When choosing the most important team in Tampa Bay Buccaneer franchise history, it is easy to go with the 2002 team that owns the Buc's first and only Super Bowl title. However, I have always been a fan of foundation. I am enthralled by the team that establishes the path of which future generations take advantage.
With that said, I have always been fascinated by the Buccaneer team of 1997.
It had been a trying time for loyal Buccaneer fans to say the least. The team had not reached the playoffs in 15 years and was only a few years removed from a legitimate threat of leaving Tampa for Baltimore. Now owned and operated by the Glazer family and led by Head Coach Tony Dungy, a change of mentality was drastically needed to keep supporters interested.
What the city of Tampa got in 1997 was a surprising dose of team swagger that likely had not been seen since Doug Williams and Lee Roy Selmon prowled Tampa Stadium in 1979. From the debut of the red and pewter uniforms to the freshly arrogant style that the Bucs now played with, everything suddenly seemed different around the franchise.
The team that once hung their heads and mumbled through post-game interviews now danced on the sidelines, had flashy player introductions, and used the press as an avenue of promotion.
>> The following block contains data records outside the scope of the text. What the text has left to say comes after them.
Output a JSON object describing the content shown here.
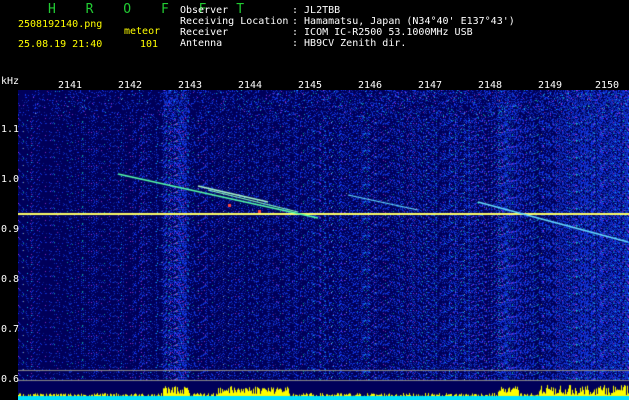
{
  "header": {
    "title": "H R O F F T",
    "filename": "2508192140.png",
    "event_type": "meteor",
    "datetime": "25.08.19 21:40",
    "count": "101",
    "labels": [
      "Observer",
      "Receiving Location",
      "Receiver",
      "Antenna"
    ],
    "values": [
      ": JL2TBB",
      ": Hamamatsu, Japan (N34°40' E137°43')",
      ": ICOM IC-R2500 53.1000MHz USB",
      ": HB9CV Zenith dir."
    ]
  },
  "chart_data": {
    "type": "heatmap",
    "y_unit": "kHz",
    "y_ticks": [
      "1.1",
      "1.0",
      "0.9",
      "0.8",
      "0.7",
      "0.6"
    ],
    "x_ticks": [
      "2141",
      "2142",
      "2143",
      "2144",
      "2145",
      "2146",
      "2147",
      "2148",
      "2149",
      "2150"
    ],
    "carrier_khz": 0.93,
    "colors": {
      "background": "#00005a",
      "noise": "#2a4cff",
      "carrier": "#ffff66",
      "signal": "#55ffaa",
      "spectrum": "#ffff00",
      "baseline": "#00e0ff"
    }
  }
}
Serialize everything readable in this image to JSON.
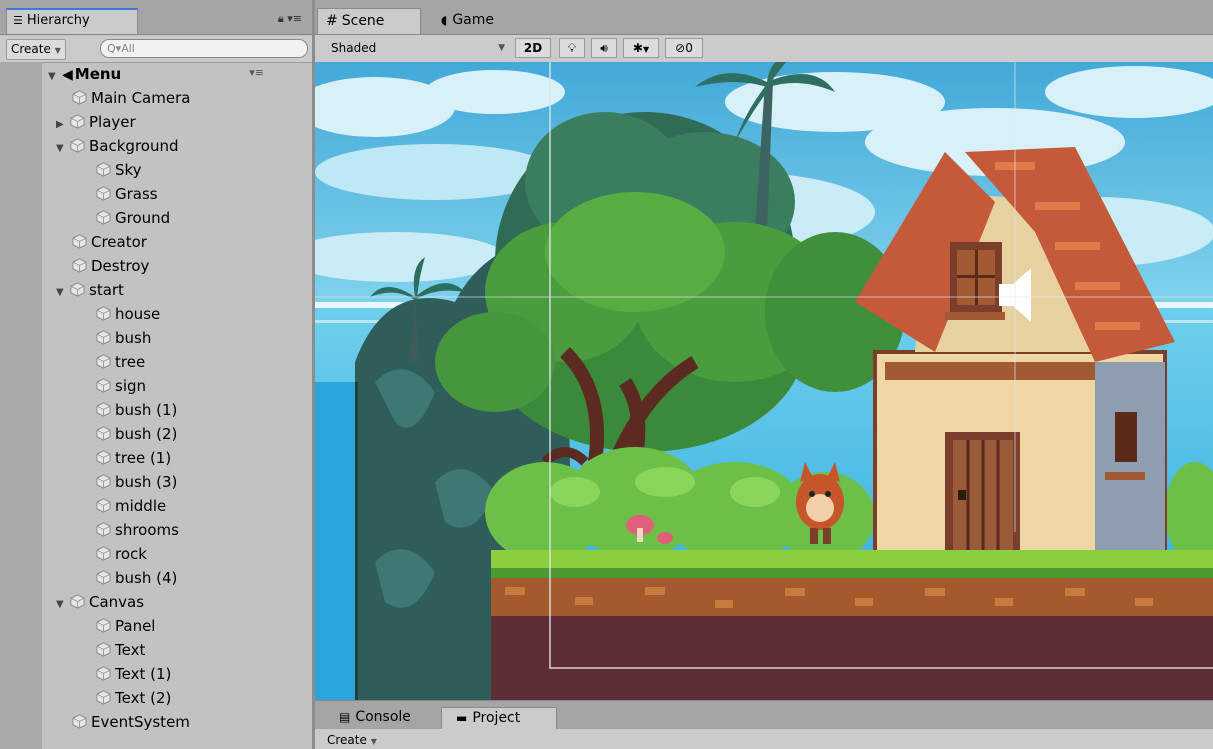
{
  "hierarchy": {
    "tab_label": "Hierarchy",
    "create_label": "Create",
    "search_placeholder": "All",
    "root": "Menu",
    "items": [
      {
        "label": "Main Camera",
        "depth": 1,
        "arrow": ""
      },
      {
        "label": "Player",
        "depth": 1,
        "arrow": "collapsed"
      },
      {
        "label": "Background",
        "depth": 1,
        "arrow": "expanded"
      },
      {
        "label": "Sky",
        "depth": 2,
        "arrow": ""
      },
      {
        "label": "Grass",
        "depth": 2,
        "arrow": ""
      },
      {
        "label": "Ground",
        "depth": 2,
        "arrow": ""
      },
      {
        "label": "Creator",
        "depth": 1,
        "arrow": ""
      },
      {
        "label": "Destroy",
        "depth": 1,
        "arrow": ""
      },
      {
        "label": "start",
        "depth": 1,
        "arrow": "expanded"
      },
      {
        "label": "house",
        "depth": 2,
        "arrow": ""
      },
      {
        "label": "bush",
        "depth": 2,
        "arrow": ""
      },
      {
        "label": "tree",
        "depth": 2,
        "arrow": ""
      },
      {
        "label": "sign",
        "depth": 2,
        "arrow": ""
      },
      {
        "label": "bush (1)",
        "depth": 2,
        "arrow": ""
      },
      {
        "label": "bush (2)",
        "depth": 2,
        "arrow": ""
      },
      {
        "label": "tree (1)",
        "depth": 2,
        "arrow": ""
      },
      {
        "label": "bush (3)",
        "depth": 2,
        "arrow": ""
      },
      {
        "label": "middle",
        "depth": 2,
        "arrow": ""
      },
      {
        "label": "shrooms",
        "depth": 2,
        "arrow": ""
      },
      {
        "label": "rock",
        "depth": 2,
        "arrow": ""
      },
      {
        "label": "bush (4)",
        "depth": 2,
        "arrow": ""
      },
      {
        "label": "Canvas",
        "depth": 1,
        "arrow": "expanded"
      },
      {
        "label": "Panel",
        "depth": 2,
        "arrow": ""
      },
      {
        "label": "Text",
        "depth": 2,
        "arrow": ""
      },
      {
        "label": "Text (1)",
        "depth": 2,
        "arrow": ""
      },
      {
        "label": "Text (2)",
        "depth": 2,
        "arrow": ""
      },
      {
        "label": "EventSystem",
        "depth": 1,
        "arrow": ""
      }
    ]
  },
  "scene": {
    "tabs": [
      {
        "label": "Scene",
        "icon": "grid-icon"
      },
      {
        "label": "Game",
        "icon": "pacman-icon"
      }
    ],
    "shading_mode": "Shaded",
    "mode_2d_label": "2D",
    "hidden_count": "0"
  },
  "bottom": {
    "tabs": [
      {
        "label": "Console",
        "icon": "console-icon"
      },
      {
        "label": "Project",
        "icon": "folder-icon"
      }
    ],
    "create_label": "Create"
  },
  "colors": {
    "panel_bg": "#c2c2c2",
    "tab_accent": "#3b79d8",
    "sky": "#4fb4d9",
    "foliage": "#3f8a35",
    "dirt": "#5e2d36",
    "roof": "#c55a3a"
  }
}
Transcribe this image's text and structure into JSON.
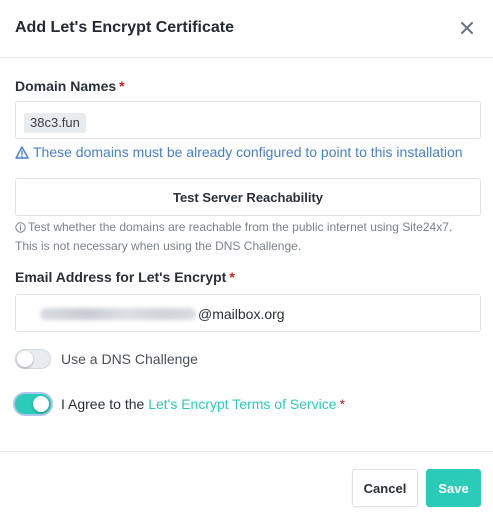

No faction of the team embraced this swagger quite like the defense. Led vocally by Warren Sapp and Brad Culpepper and strategically by Derrick Brooks and John Lynch, the Buc's defense initiated a style of play that would follow the franchise for years to come. "Buc Ball" was based around hard-nosed, aggressive defense and Defensive Coordinator Monte Kiffin thrived off of it, making his Tampa 2 concept the envy of the league.
Starting the season with a 5-0 record, the Buccaneers conquered the city of Tampa, sending residents into "Pewter Power" hysteria. The popular slogan that year was "We Believe" and it adorned nearly everything around town: restaurant signs, car windows, billboards, articles of clothing, you name it. Just one year after basking in complete obscurity, the Bucs were small-market rock stars.
Their frantically hot start did not completely hold up but by season's end they were 10-6 and qualified for a spot as an NFC Wild Card. A home playoff game against the Detroit Lions was on the horizon and Tampa played along with a playoff fever that had not been experienced in far too long.
Set to be the probable final hour for Tampa Stadium, which had now been renamed Houlihan's Stadium due to the Glazer family's ventures into the restaurant business, the environment at that Wild Card game was something that I'll never forget. While not a thrilling contest (the Bucs won 20-10), the game entranced the city of Tampa and all of those in attendance into a childish euphoria. I do not remember ever sitting down during the game but I do thoroughly remember the deafening noise and extreme joy and nostalgia that filled us all as we walked down that exit ramp for the final time.
The Buccaneers would go on to lose the following week at Lambeau Field in the Divisional Round, but the impact of the 1997 team would be felt far beyond that afternoon. The Bucs would move into the sparkling new Raymond James Stadium the following season and embark on a five year journey that resulted in 2002's Super Bowl victory over the Raiders.
That incredible mini-era for Tampa Bay fans began in 1997 with a team that surprised America by simply being relevant. Their shadow still reigns over the franchise as it has changed what it means to be a Buccaneer for many years to come.